We see it most profoundly on the day of deepest darkness.  On that day we grabbed hold of Immanuel, nailed him to a cross and said, “Leave us alone!  Leave us alone!”  To this day … our every sin demands just that … for us to be left alone by God … forever.

On the other side of Good Friday though … Immanuel lives!  There was the cradle and there was the cross.  But, conquering death, Immanuel now wears the crown.  That’s why we have this sure and certain promise … Whoever takes the Son gets it all.  In Immanuel’s name we get all of his powerful and loving presence.  “I am with you always, to the very end of the age.”

Joseph takes the Son.  And so, of course, does Mary.  Peter does and so does Matthew.  James and John take the Son.  Paul does too … and millions have ever since.

I invite you on this holy day, by the power of the Holy Spirit, to take the Son … either for the first, fiftieth, or five-hundredth time.  And why do that?

Remember?  Whoever takes the Son really does get it all … we get every last bit of God’s mercy, grace and love that are packaged and delivered in two marvelous Hebrew names … Jesus and Immanuel.  These are God’s Christmas gifts for you this day and forevermore!  Amen.

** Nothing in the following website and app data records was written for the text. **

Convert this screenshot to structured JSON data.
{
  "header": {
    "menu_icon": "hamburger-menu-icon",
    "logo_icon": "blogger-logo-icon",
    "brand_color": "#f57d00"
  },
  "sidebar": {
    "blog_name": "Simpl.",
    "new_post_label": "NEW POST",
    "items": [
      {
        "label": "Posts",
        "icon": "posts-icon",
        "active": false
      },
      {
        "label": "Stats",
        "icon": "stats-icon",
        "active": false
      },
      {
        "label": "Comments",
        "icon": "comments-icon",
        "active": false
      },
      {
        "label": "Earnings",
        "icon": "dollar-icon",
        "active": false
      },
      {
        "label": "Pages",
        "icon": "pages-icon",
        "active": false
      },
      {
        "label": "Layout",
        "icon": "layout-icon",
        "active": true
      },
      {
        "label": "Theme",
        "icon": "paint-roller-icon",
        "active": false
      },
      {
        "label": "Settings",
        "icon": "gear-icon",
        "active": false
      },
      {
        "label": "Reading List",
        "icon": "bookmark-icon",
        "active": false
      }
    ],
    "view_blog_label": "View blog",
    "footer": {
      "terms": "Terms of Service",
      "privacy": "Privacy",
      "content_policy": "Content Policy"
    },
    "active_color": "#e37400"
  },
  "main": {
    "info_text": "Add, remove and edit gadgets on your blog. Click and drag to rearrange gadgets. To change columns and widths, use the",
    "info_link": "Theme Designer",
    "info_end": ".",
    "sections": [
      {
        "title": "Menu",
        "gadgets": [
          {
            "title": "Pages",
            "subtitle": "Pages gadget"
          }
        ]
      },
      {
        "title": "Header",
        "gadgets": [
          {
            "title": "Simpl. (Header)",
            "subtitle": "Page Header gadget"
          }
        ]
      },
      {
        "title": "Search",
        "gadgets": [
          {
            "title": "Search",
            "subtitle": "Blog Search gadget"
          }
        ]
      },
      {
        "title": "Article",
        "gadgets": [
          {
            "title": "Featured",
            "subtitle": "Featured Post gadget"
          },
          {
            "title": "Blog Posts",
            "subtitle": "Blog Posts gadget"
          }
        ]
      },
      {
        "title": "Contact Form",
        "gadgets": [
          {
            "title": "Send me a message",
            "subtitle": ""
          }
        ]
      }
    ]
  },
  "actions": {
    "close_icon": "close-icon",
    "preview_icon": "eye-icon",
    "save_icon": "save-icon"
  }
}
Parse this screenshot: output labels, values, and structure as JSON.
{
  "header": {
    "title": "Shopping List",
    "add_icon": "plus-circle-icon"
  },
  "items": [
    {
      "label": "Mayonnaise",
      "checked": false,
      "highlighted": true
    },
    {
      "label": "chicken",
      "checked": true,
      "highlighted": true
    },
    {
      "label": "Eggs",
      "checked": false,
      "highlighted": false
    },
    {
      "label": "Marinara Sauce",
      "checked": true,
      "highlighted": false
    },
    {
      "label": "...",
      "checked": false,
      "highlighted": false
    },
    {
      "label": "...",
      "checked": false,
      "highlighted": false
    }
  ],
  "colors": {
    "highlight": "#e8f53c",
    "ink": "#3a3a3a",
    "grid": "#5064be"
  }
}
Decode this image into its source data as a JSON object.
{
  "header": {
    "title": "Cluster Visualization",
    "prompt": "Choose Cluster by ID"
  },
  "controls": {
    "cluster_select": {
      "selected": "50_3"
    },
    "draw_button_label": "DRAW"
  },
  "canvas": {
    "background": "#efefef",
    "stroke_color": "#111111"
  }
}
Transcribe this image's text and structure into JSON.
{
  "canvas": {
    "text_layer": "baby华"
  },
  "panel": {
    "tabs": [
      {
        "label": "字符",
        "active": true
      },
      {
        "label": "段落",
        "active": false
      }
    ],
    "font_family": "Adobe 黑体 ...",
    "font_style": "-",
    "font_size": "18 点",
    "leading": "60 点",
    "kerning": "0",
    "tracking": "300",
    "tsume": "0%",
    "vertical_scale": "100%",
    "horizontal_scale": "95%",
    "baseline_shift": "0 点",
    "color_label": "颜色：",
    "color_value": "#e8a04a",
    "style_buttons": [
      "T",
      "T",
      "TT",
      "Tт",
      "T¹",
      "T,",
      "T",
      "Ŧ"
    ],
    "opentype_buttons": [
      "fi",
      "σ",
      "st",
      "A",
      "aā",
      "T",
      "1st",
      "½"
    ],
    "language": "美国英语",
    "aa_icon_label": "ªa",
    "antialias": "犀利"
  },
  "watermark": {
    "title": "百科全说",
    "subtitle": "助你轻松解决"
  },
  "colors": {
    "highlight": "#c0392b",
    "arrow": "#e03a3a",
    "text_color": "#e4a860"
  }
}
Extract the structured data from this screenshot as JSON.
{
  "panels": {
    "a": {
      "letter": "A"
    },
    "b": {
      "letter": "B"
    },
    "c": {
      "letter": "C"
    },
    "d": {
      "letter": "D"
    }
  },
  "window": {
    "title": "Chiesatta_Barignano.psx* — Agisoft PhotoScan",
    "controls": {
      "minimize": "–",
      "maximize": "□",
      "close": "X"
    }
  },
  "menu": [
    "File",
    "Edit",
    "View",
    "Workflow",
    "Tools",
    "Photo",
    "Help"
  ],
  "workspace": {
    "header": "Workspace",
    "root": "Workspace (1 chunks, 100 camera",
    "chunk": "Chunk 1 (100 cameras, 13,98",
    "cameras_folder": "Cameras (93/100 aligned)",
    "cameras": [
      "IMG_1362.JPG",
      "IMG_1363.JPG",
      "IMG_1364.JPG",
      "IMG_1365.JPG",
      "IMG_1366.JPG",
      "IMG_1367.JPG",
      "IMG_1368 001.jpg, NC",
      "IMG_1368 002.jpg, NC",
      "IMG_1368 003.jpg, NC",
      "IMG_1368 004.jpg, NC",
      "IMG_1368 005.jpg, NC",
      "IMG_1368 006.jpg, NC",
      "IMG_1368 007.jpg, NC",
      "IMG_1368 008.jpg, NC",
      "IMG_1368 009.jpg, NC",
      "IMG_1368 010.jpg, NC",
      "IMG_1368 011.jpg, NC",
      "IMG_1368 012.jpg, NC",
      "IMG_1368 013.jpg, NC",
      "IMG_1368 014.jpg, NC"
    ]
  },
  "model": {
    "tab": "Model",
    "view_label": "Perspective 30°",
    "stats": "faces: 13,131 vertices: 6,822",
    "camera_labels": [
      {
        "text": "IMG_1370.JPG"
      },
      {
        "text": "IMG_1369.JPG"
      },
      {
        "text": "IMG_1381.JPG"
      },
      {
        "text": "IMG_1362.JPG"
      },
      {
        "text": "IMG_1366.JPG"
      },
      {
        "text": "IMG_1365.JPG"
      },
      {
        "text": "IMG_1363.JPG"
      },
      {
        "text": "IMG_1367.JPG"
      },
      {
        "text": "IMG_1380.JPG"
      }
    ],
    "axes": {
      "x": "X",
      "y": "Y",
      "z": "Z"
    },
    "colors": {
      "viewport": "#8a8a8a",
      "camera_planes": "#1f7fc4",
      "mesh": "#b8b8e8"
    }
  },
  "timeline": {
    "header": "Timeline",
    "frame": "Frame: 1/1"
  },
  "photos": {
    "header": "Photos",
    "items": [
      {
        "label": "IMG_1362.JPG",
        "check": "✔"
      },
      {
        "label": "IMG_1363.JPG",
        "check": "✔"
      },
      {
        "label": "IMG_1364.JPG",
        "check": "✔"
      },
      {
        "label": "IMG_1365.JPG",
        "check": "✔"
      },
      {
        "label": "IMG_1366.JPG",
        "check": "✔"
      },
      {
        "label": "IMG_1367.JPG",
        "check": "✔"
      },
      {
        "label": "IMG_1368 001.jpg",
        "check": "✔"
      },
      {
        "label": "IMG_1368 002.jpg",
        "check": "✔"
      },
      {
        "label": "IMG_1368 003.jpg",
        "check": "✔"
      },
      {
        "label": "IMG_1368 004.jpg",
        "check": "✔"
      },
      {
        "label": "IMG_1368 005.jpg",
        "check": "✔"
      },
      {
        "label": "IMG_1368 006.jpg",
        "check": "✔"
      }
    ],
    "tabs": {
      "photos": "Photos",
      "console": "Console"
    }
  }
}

The peace of God, which surpasses all human understanding, guard your hearts and your minds in Christ Jesus our Lord, our Immanuel, now and forever.  Amen.